START Input material
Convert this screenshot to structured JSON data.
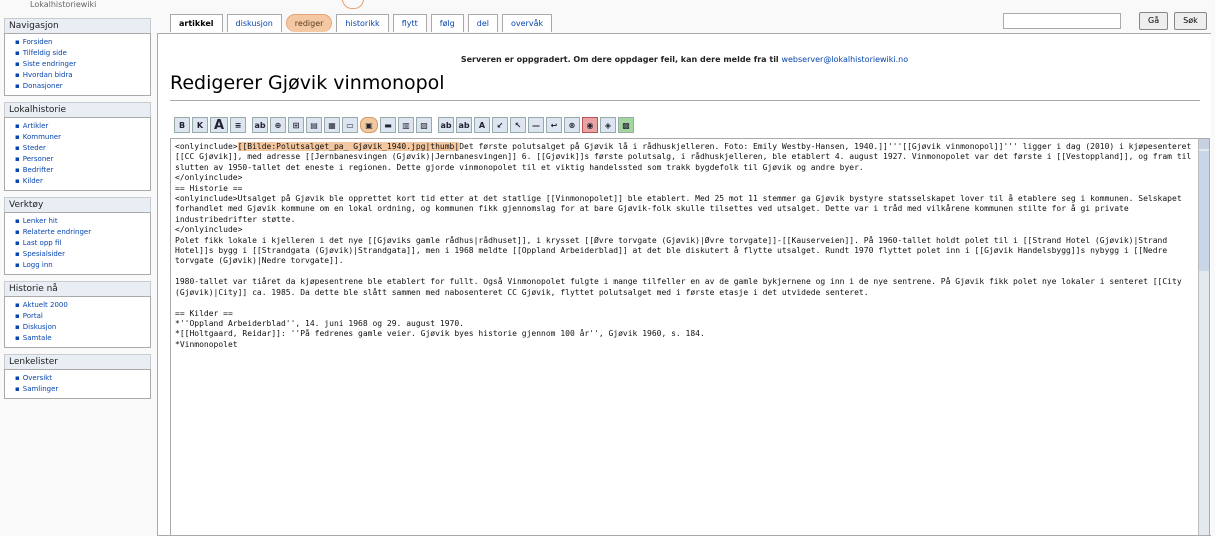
{
  "logo_text": "Lokalhistoriewiki",
  "sidebar": [
    {
      "heading": "Navigasjon",
      "items": [
        "Forsiden",
        "Tilfeldig side",
        "Siste endringer",
        "Hvordan bidra",
        "Donasjoner"
      ]
    },
    {
      "heading": "Lokalhistorie",
      "items": [
        "Artikler",
        "Kommuner",
        "Steder",
        "Personer",
        "Bedrifter",
        "Kilder"
      ]
    },
    {
      "heading": "Verktøy",
      "items": [
        "Lenker hit",
        "Relaterte endringer",
        "Last opp fil",
        "Spesialsider",
        "Logg inn"
      ]
    },
    {
      "heading": "Historie nå",
      "items": [
        "Aktuelt 2000",
        "Portal",
        "Diskusjon",
        "Samtale"
      ]
    },
    {
      "heading": "Lenkelister",
      "items": [
        "Oversikt",
        "Samlinger"
      ]
    }
  ],
  "tabs": [
    "artikkel",
    "diskusjon",
    "rediger",
    "historikk",
    "flytt",
    "følg",
    "del",
    "overvåk"
  ],
  "search": {
    "placeholder": "",
    "go_label": "Gå",
    "search_label": "Søk"
  },
  "notice": {
    "text": "Serveren er oppgradert. Om dere oppdager feil, kan dere melde fra til ",
    "link": "webserver@lokalhistoriewiki.no"
  },
  "page_title": "Redigerer Gjøvik vinmonopol",
  "toolbar": [
    "B",
    "K",
    "A",
    "≡",
    "ab",
    "⊕",
    "⊞",
    "▤",
    "▦",
    "▭",
    "▣",
    "▬",
    "▥",
    "▧",
    "ab",
    "ab",
    "A",
    "↙",
    "↖",
    "—",
    "↩",
    "⊗",
    "◉",
    "◈",
    "▩"
  ],
  "editor": {
    "hl": "[[Bilde:Polutsalget_pa_ Gjøvik_1940.jpg|thumb|",
    "pre": "<onlyinclude>",
    "post": "Det første polutsalget på Gjøvik lå i rådhuskjelleren. Foto: Emily Westby-Hansen, 1940.]]'''[[Gjøvik vinmonopol]]''' ligger i dag (2010) i kjøpesenteret [[CC Gjøvik]], med adresse [[Jernbanesvingen (Gjøvik)|Jernbanesvingen]] 6. [[Gjøvik]]s første polutsalg, i rådhuskjelleren, ble etablert 4. august 1927. Vinmonopolet var det første i [[Vestoppland]], og fram til slutten av 1950-tallet det eneste i regionen. Dette gjorde vinmonopolet til et viktig handelssted som trakk bygdefolk til Gjøvik og andre byer.\n</onlyinclude>\n== Historie ==\n<onlyinclude>Utsalget på Gjøvik ble opprettet kort tid etter at det statlige [[Vinmonopolet]] ble etablert. Med 25 mot 11 stemmer ga Gjøvik bystyre statsselskapet lover til å etablere seg i kommunen. Selskapet forhandlet med Gjøvik kommune om en lokal ordning, og kommunen fikk gjennomslag for at bare Gjøvik-folk skulle tilsettes ved utsalget. Dette var i tråd med vilkårene kommunen stilte for å gi private industribedrifter støtte.\n</onlyinclude>\nPolet fikk lokale i kjelleren i det nye [[Gjøviks gamle rådhus|rådhuset]], i krysset [[Øvre torvgate (Gjøvik)|Øvre torvgate]]-[[Kauserveien]]. På 1960-tallet holdt polet til i [[Strand Hotel (Gjøvik)|Strand Hotel]]s bygg i [[Strandgata (Gjøvik)|Strandgata]], men i 1968 meldte [[Oppland Arbeiderblad]] at det ble diskutert å flytte utsalget. Rundt 1970 flyttet polet inn i [[Gjøvik Handelsbygg]]s nybygg i [[Nedre torvgate (Gjøvik)|Nedre torvgate]].\n\n1980-tallet var tiåret da kjøpesentrene ble etablert for fullt. Også Vinmonopolet fulgte i mange tilfeller en av de gamle bykjernene og inn i de nye sentrene. På Gjøvik fikk polet nye lokaler i senteret [[City (Gjøvik)|City]] ca. 1985. Da dette ble slått sammen med nabosenteret CC Gjøvik, flyttet polutsalget med i første etasje i det utvidede senteret.\n\n== Kilder ==\n*''Oppland Arbeiderblad'', 14. juni 1968 og 29. august 1970.\n*[[Holtgaard, Reidar]]: ''På fedrenes gamle veier. Gjøvik byes historie gjennom 100 år'', Gjøvik 1960, s. 184.\n*Vinmonopolet"
  }
}
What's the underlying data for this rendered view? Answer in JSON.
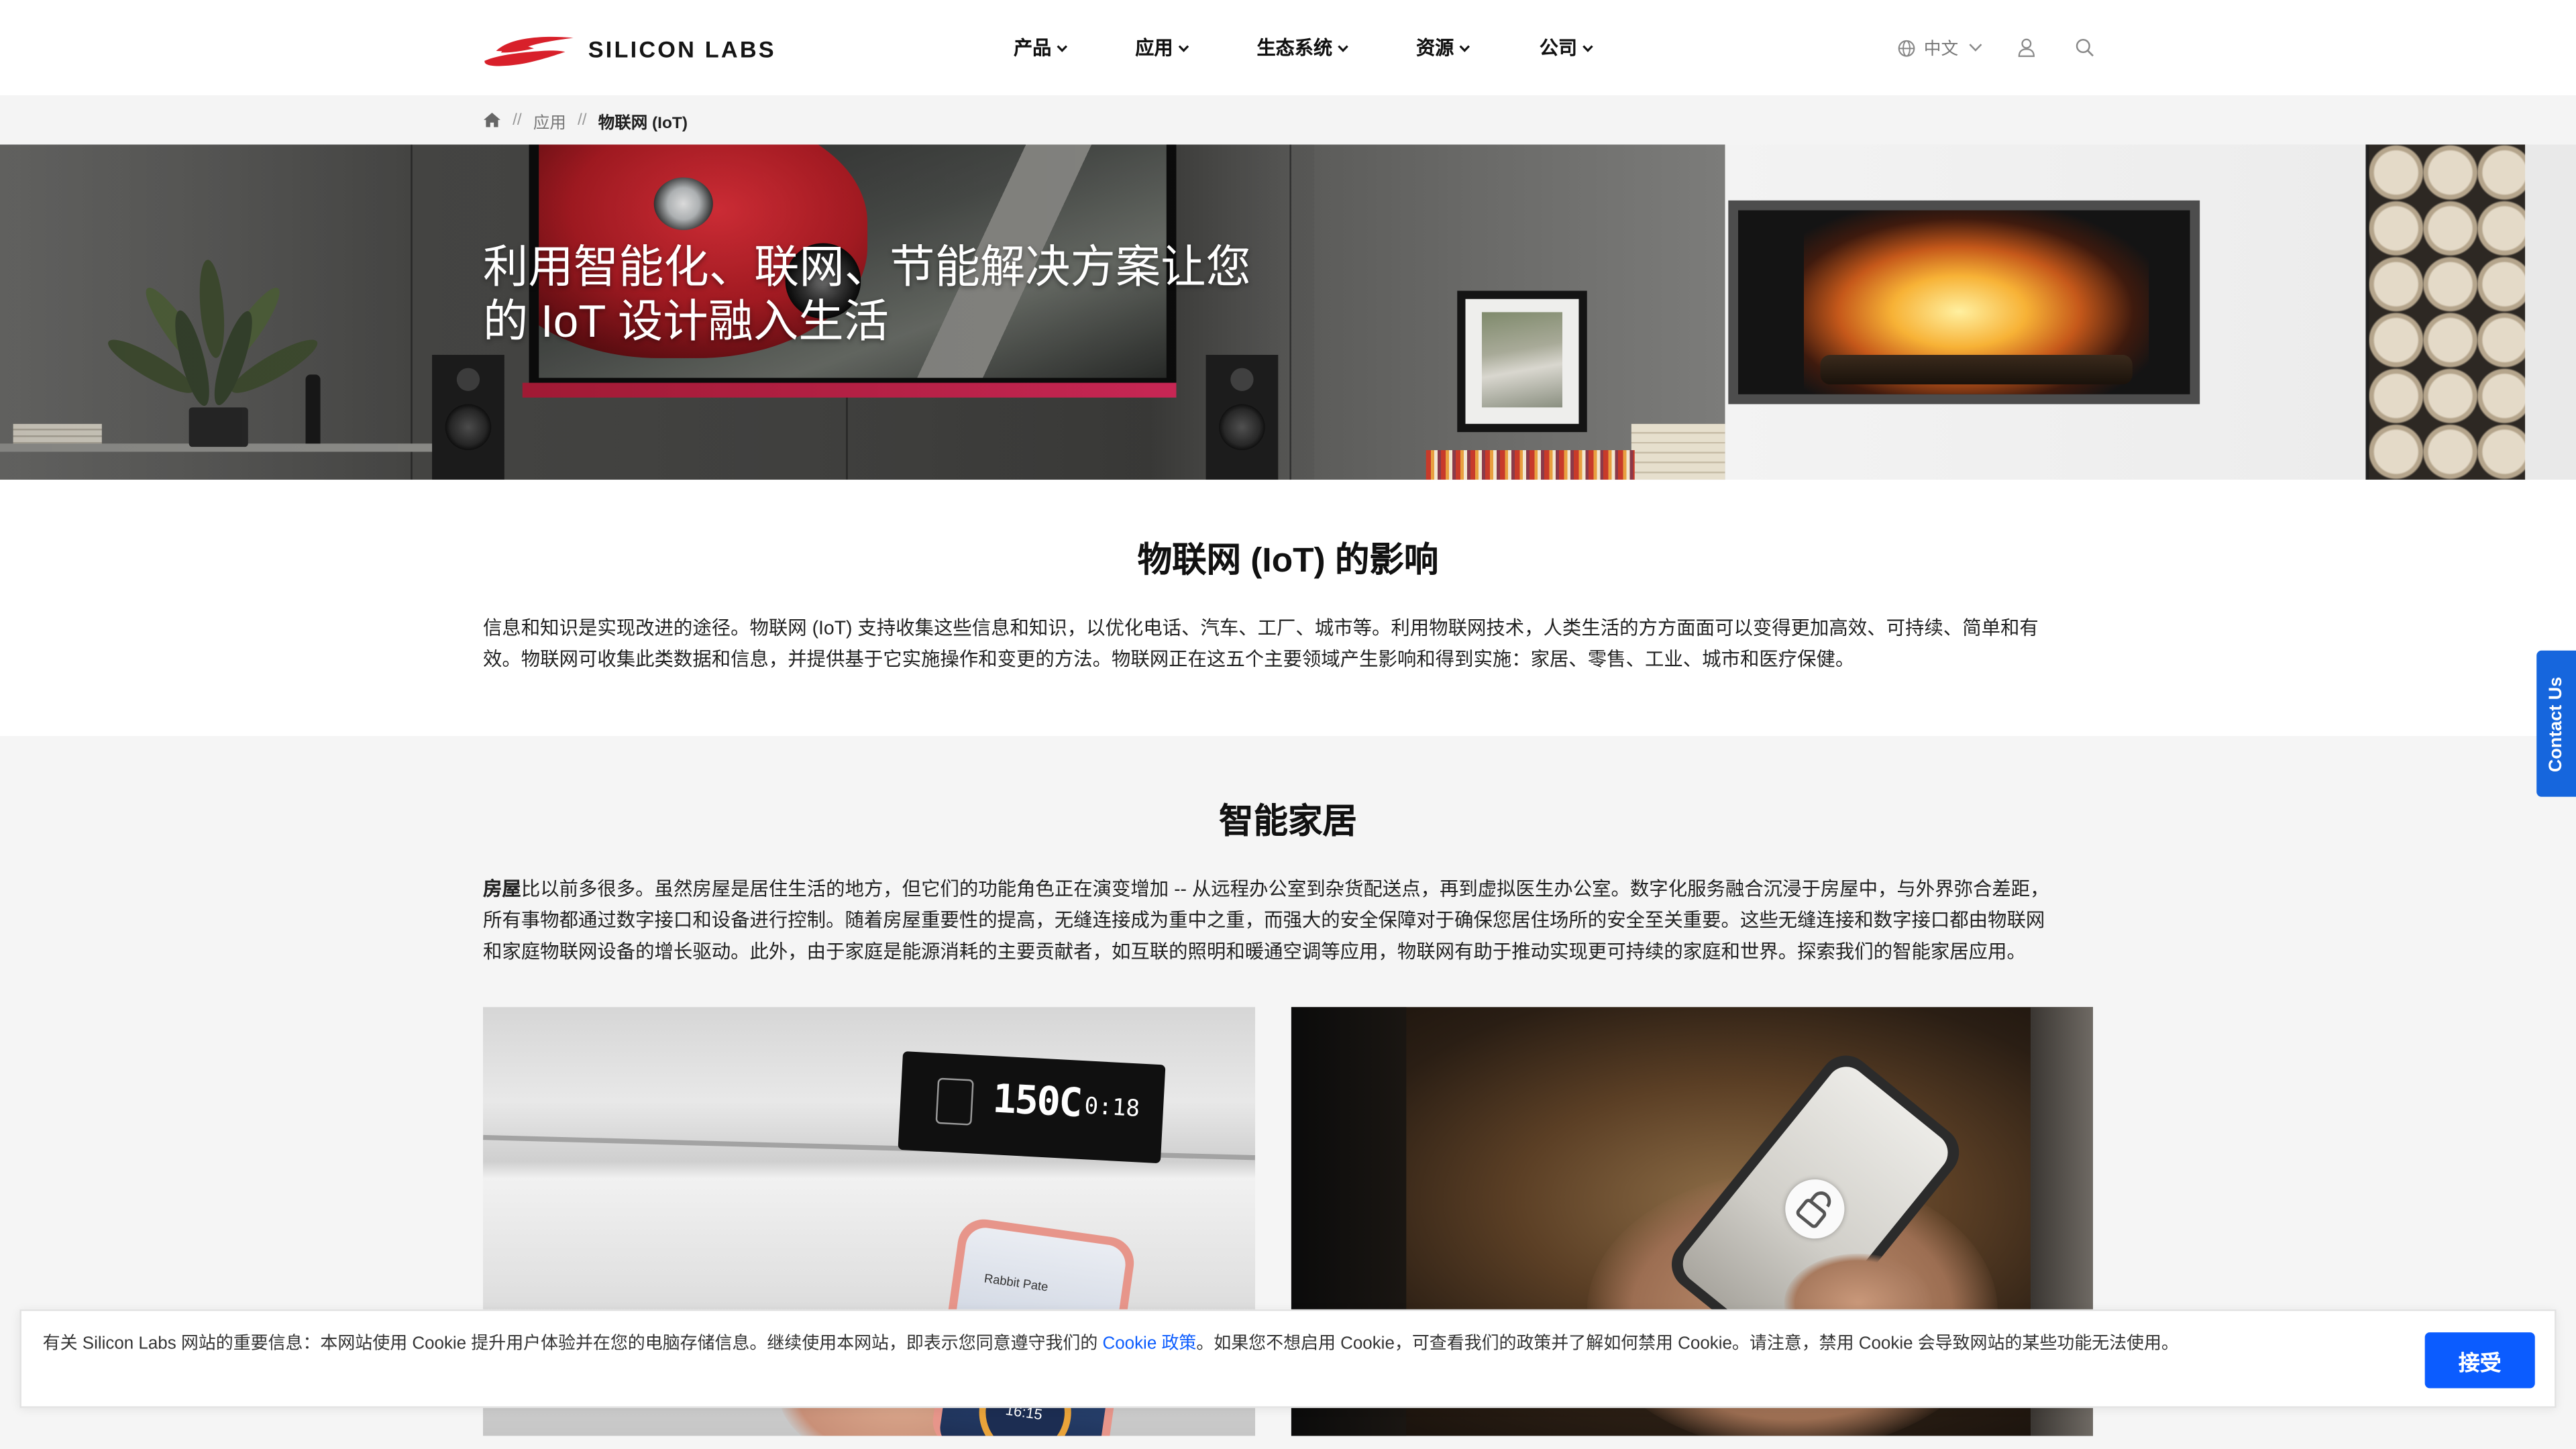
{
  "colors": {
    "brand_red": "#d8202a",
    "accent_blue": "#0b5cff",
    "contact_blue": "#1666dd",
    "text": "#1a1a1a",
    "muted": "#777777",
    "section_bg": "#f5f5f5"
  },
  "header": {
    "logo_text": "SILICON LABS",
    "logo_icon": "silicon-labs-swoosh-icon"
  },
  "nav": {
    "items": [
      {
        "label": "产品"
      },
      {
        "label": "应用"
      },
      {
        "label": "生态系统"
      },
      {
        "label": "资源"
      },
      {
        "label": "公司"
      }
    ]
  },
  "utility": {
    "language": "中文",
    "icons": [
      "globe-icon",
      "chevron-down-icon",
      "user-icon",
      "search-icon"
    ]
  },
  "breadcrumb": {
    "home_icon": "home-icon",
    "separator": "//",
    "items": [
      {
        "label": "应用"
      },
      {
        "label": "物联网 (IoT)"
      }
    ]
  },
  "hero": {
    "title": "利用智能化、联网、节能解决方案让您的 IoT 设计融入生活"
  },
  "impact": {
    "title": "物联网 (IoT) 的影响",
    "body": "信息和知识是实现改进的途径。物联网 (IoT) 支持收集这些信息和知识，以优化电话、汽车、工厂、城市等。利用物联网技术，人类生活的方方面面可以变得更加高效、可持续、简单和有效。物联网可收集此类数据和信息，并提供基于它实施操作和变更的方法。物联网正在这五个主要领域产生影响和得到实施：家居、零售、工业、城市和医疗保健。"
  },
  "smart_home": {
    "title": "智能家居",
    "lead": "房屋",
    "body": "比以前多很多。虽然房屋是居住生活的地方，但它们的功能角色正在演变增加 -- 从远程办公室到杂货配送点，再到虚拟医生办公室。数字化服务融合沉浸于房屋中，与外界弥合差距，所有事物都通过数字接口和设备进行控制。随着房屋重要性的提高，无缝连接成为重中之重，而强大的安全保障对于确保您居住场所的安全至关重要。这些无缝连接和数字接口都由物联网和家庭物联网设备的增长驱动。此外，由于家庭是能源消耗的主要贡献者，如互联的照明和暖通空调等应用，物联网有助于推动实现更可持续的家庭和世界。探索我们的智能家居应用。",
    "cards": [
      {
        "display_temp": "150C",
        "display_time": "0:18",
        "phone_title": "Rabbit Pate",
        "phone_time": "16:15"
      },
      {
        "icon": "unlock-icon"
      }
    ]
  },
  "contact_tab": {
    "label": "Contact Us"
  },
  "cookie": {
    "text_before": "有关 Silicon Labs 网站的重要信息：本网站使用 Cookie 提升用户体验并在您的电脑存储信息。继续使用本网站，即表示您同意遵守我们的 ",
    "link": "Cookie 政策",
    "text_after": "。如果您不想启用 Cookie，可查看我们的政策并了解如何禁用 Cookie。请注意，禁用 Cookie 会导致网站的某些功能无法使用。",
    "accept_label": "接受"
  }
}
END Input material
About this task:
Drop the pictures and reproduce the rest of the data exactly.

Solution to this problem:
Convert this screenshot to structured JSON data.
{
  "logo_text": "Lokalhistoriewiki",
  "sidebar": [
    {
      "heading": "Navigasjon",
      "items": [
        "Forsiden",
        "Tilfeldig side",
        "Siste endringer",
        "Hvordan bidra",
        "Donasjoner"
      ]
    },
    {
      "heading": "Lokalhistorie",
      "items": [
        "Artikler",
        "Kommuner",
        "Steder",
        "Personer",
        "Bedrifter",
        "Kilder"
      ]
    },
    {
      "heading": "Verktøy",
      "items": [
        "Lenker hit",
        "Relaterte endringer",
        "Last opp fil",
        "Spesialsider",
        "Logg inn"
      ]
    },
    {
      "heading": "Historie nå",
      "items": [
        "Aktuelt 2000",
        "Portal",
        "Diskusjon",
        "Samtale"
      ]
    },
    {
      "heading": "Lenkelister",
      "items": [
        "Oversikt",
        "Samlinger"
      ]
    }
  ],
  "tabs": [
    "artikkel",
    "diskusjon",
    "rediger",
    "historikk",
    "flytt",
    "følg",
    "del",
    "overvåk"
  ],
  "search": {
    "placeholder": "",
    "go_label": "Gå",
    "search_label": "Søk"
  },
  "notice": {
    "text": "Serveren er oppgradert. Om dere oppdager feil, kan dere melde fra til ",
    "link": "webserver@lokalhistoriewiki.no"
  },
  "page_title": "Redigerer Gjøvik vinmonopol",
  "toolbar": [
    "B",
    "K",
    "A",
    "≡",
    "ab",
    "⊕",
    "⊞",
    "▤",
    "▦",
    "▭",
    "▣",
    "▬",
    "▥",
    "▧",
    "ab",
    "ab",
    "A",
    "↙",
    "↖",
    "—",
    "↩",
    "⊗",
    "◉",
    "◈",
    "▩"
  ],
  "editor": {
    "hl": "[[Bilde:Polutsalget_pa_ Gjøvik_1940.jpg|thumb|",
    "pre": "<onlyinclude>",
    "post": "Det første polutsalget på Gjøvik lå i rådhuskjelleren. Foto: Emily Westby-Hansen, 1940.]]'''[[Gjøvik vinmonopol]]''' ligger i dag (2010) i kjøpesenteret [[CC Gjøvik]], med adresse [[Jernbanesvingen (Gjøvik)|Jernbanesvingen]] 6. [[Gjøvik]]s første polutsalg, i rådhuskjelleren, ble etablert 4. august 1927. Vinmonopolet var det første i [[Vestoppland]], og fram til slutten av 1950-tallet det eneste i regionen. Dette gjorde vinmonopolet til et viktig handelssted som trakk bygdefolk til Gjøvik og andre byer.\n</onlyinclude>\n== Historie ==\n<onlyinclude>Utsalget på Gjøvik ble opprettet kort tid etter at det statlige [[Vinmonopolet]] ble etablert. Med 25 mot 11 stemmer ga Gjøvik bystyre statsselskapet lover til å etablere seg i kommunen. Selskapet forhandlet med Gjøvik kommune om en lokal ordning, og kommunen fikk gjennomslag for at bare Gjøvik-folk skulle tilsettes ved utsalget. Dette var i tråd med vilkårene kommunen stilte for å gi private industribedrifter støtte.\n</onlyinclude>\nPolet fikk lokale i kjelleren i det nye [[Gjøviks gamle rådhus|rådhuset]], i krysset [[Øvre torvgate (Gjøvik)|Øvre torvgate]]-[[Kauserveien]]. På 1960-tallet holdt polet til i [[Strand Hotel (Gjøvik)|Strand Hotel]]s bygg i [[Strandgata (Gjøvik)|Strandgata]], men i 1968 meldte [[Oppland Arbeiderblad]] at det ble diskutert å flytte utsalget. Rundt 1970 flyttet polet inn i [[Gjøvik Handelsbygg]]s nybygg i [[Nedre torvgate (Gjøvik)|Nedre torvgate]].\n\n1980-tallet var tiåret da kjøpesentrene ble etablert for fullt. Også Vinmonopolet fulgte i mange tilfeller en av de gamle bykjernene og inn i de nye sentrene. På Gjøvik fikk polet nye lokaler i senteret [[City (Gjøvik)|City]] ca. 1985. Da dette ble slått sammen med nabosenteret CC Gjøvik, flyttet polutsalget med i første etasje i det utvidede senteret.\n\n== Kilder ==\n*''Oppland Arbeiderblad'', 14. juni 1968 og 29. august 1970.\n*[[Holtgaard, Reidar]]: ''På fedrenes gamle veier. Gjøvik byes historie gjennom 100 år'', Gjøvik 1960, s. 184.\n*Vinmonopolet"
  }
}
What's the underlying data for this rendered view? Answer in JSON.
{
  "colors": {
    "brand_red": "#d8202a",
    "accent_blue": "#0b5cff",
    "contact_blue": "#1666dd",
    "text": "#1a1a1a",
    "muted": "#777777",
    "section_bg": "#f5f5f5"
  },
  "header": {
    "logo_text": "SILICON LABS",
    "logo_icon": "silicon-labs-swoosh-icon"
  },
  "nav": {
    "items": [
      {
        "label": "产品"
      },
      {
        "label": "应用"
      },
      {
        "label": "生态系统"
      },
      {
        "label": "资源"
      },
      {
        "label": "公司"
      }
    ]
  },
  "utility": {
    "language": "中文",
    "icons": [
      "globe-icon",
      "chevron-down-icon",
      "user-icon",
      "search-icon"
    ]
  },
  "breadcrumb": {
    "home_icon": "home-icon",
    "separator": "//",
    "items": [
      {
        "label": "应用"
      },
      {
        "label": "物联网 (IoT)"
      }
    ]
  },
  "hero": {
    "title": "利用智能化、联网、节能解决方案让您的 IoT 设计融入生活"
  },
  "impact": {
    "title": "物联网 (IoT) 的影响",
    "body": "信息和知识是实现改进的途径。物联网 (IoT) 支持收集这些信息和知识，以优化电话、汽车、工厂、城市等。利用物联网技术，人类生活的方方面面可以变得更加高效、可持续、简单和有效。物联网可收集此类数据和信息，并提供基于它实施操作和变更的方法。物联网正在这五个主要领域产生影响和得到实施：家居、零售、工业、城市和医疗保健。"
  },
  "smart_home": {
    "title": "智能家居",
    "lead": "房屋",
    "body": "比以前多很多。虽然房屋是居住生活的地方，但它们的功能角色正在演变增加 -- 从远程办公室到杂货配送点，再到虚拟医生办公室。数字化服务融合沉浸于房屋中，与外界弥合差距，所有事物都通过数字接口和设备进行控制。随着房屋重要性的提高，无缝连接成为重中之重，而强大的安全保障对于确保您居住场所的安全至关重要。这些无缝连接和数字接口都由物联网和家庭物联网设备的增长驱动。此外，由于家庭是能源消耗的主要贡献者，如互联的照明和暖通空调等应用，物联网有助于推动实现更可持续的家庭和世界。探索我们的智能家居应用。",
    "cards": [
      {
        "display_temp": "150C",
        "display_time": "0:18",
        "phone_title": "Rabbit Pate",
        "phone_time": "16:15"
      },
      {
        "icon": "unlock-icon"
      }
    ]
  },
  "contact_tab": {
    "label": "Contact Us"
  },
  "cookie": {
    "text_before": "有关 Silicon Labs 网站的重要信息：本网站使用 Cookie 提升用户体验并在您的电脑存储信息。继续使用本网站，即表示您同意遵守我们的 ",
    "link": "Cookie 政策",
    "text_after": "。如果您不想启用 Cookie，可查看我们的政策并了解如何禁用 Cookie。请注意，禁用 Cookie 会导致网站的某些功能无法使用。",
    "accept_label": "接受"
  }
}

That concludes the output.